This pendant was first mentioned in 1724, when the Barbor family recordeed the jewel’s creation during the reign of Queen Mary I of England. Their ancestor William Barbor was supposed to have been saved from the queen’s wrath with the help of the future Queen Elizabeth I. This story is meant to explain why the pendant holds a portrait of Elizabeth I. However, the style of enamel on the jewel places its creation between 1615 and 1625, during a later reign.

The pendant is made of gold, with its main portion shaped as an oval with a crown motif emerging from its top. At the oval’s bottom hang pearls clustered like grapes. The pendant’s center holds an onyx cameo of Queen Elizabeth I, surrounded with a colorful enamel border set with table cut rubies and diamonds. The jewel’s reverse side is almost completely covered in enamel, depicting and oak tree bordered in blue and white.

 

3 Archduke Maximilian III Pendant

Created by the Italian sculptor to the Habsburg royal family Alessandro Abondio around 1612, this pendant features the bust profile of Maximilian III, Archduke of Austria. The pendant’s top features an oval bordered in scrollwork, from which three chains hang down, supporting a medallion with the Archduke’s profile. This circle is edged with still more scrollwork, with a pearl hanging from its bottom.

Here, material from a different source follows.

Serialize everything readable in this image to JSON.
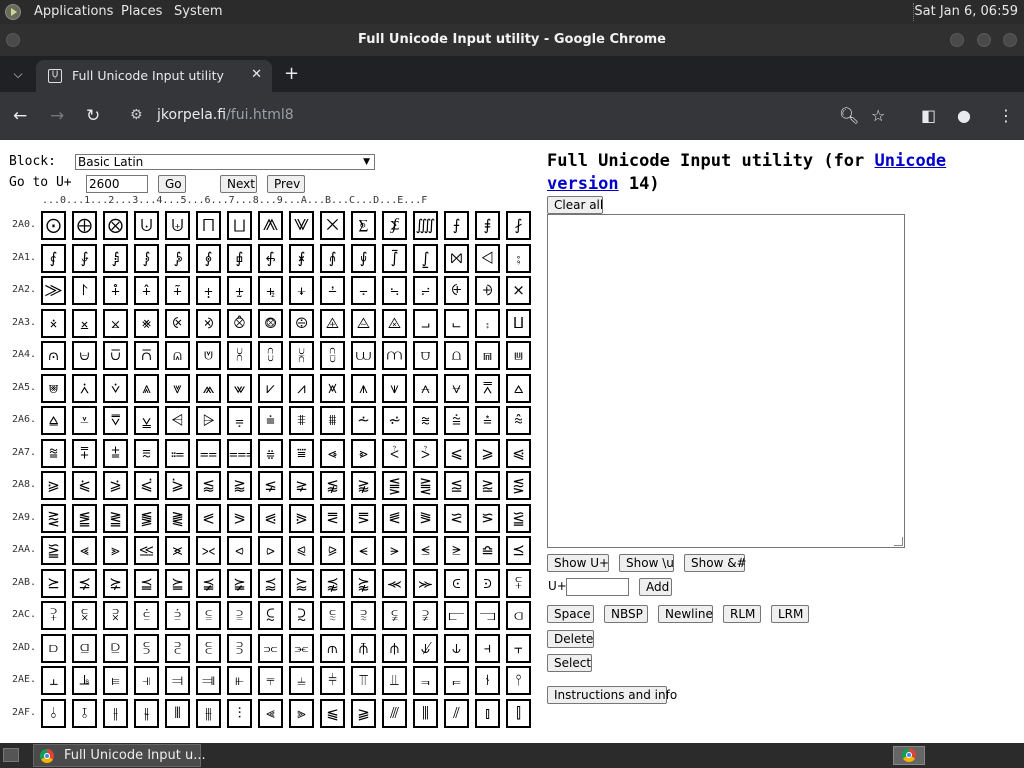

On the medallions’ reverse is a walled town.

Around the Archduke’s head are words in relief that translate to “Maximilian, by the grace of God, archduke of Austria, at the age of 54, 1612.” On the back of the pendant there’s the phrase “We should fight.” Decorating portions of the scrollwork and top oval is enamel depicting what is possibly coat of arms. The piece is now part of the Metropolitan Museum of Art European and Decorative Arts collection, donated in 1941 by George Blumenthal.

 

A J.P. Morgan Pendant

This jewel of German origin is decorated inside and out, forward and aft. The pendant’s base is made of oval shaped gold with clasp at its top, a loop nearby to allow it to hang from a chain, and hinge at its bottom. On the pendant’s front is a man in relief against a flat battlefield background. He wears armor reminiscent of an ancient Roman, with a baroque pearl for a breastplate. The pendant’s back contains a landscape framed by flowers on a white background.

The inside of the pendant isn’t as elaborate as its exterior. It’s painted all over in a light blue, with one side displaying a daisy bouquet and the other showing the profile of a rooster under the inscription “QVAND.CE.QVOC.CHANTERA.MON.AMOVR.FINIRA” framed within a laurel wreath. The pendant came into the hands of financier J.P. Morgan, who donated it to the Metropolitan Museum of Art in 1917.

 

The Carew Spinel Necklace

Originating in India, this necklace was made to showcase a stone of unusual size, the Carew Spinel. The jewel measures 4 centimeters long, 2.3 centimeters wide and weighs 133.5 carats. Its surface is polished but unfaceted, and bears the titles of the first three Mughal Emperors carved upon its surface. The only other modifications to this stone is a diamond set on either end of the spinel, and a gold pin set into its top, enabling its wear on a necklace. The rest of the necklace seems to be made of strands of brightly colored cord, its ends terminating in tassels.

The necklace gets its name from Julia Mary, Lady Carew, who received the necklace in 1870 as a gift from her great uncle abroad. She donated the piece to the Victoria and Albert Museum at an undisclosed time. The necklace was displayed in 1982 as part of an exhibit on court life and art in the Mughal Empire.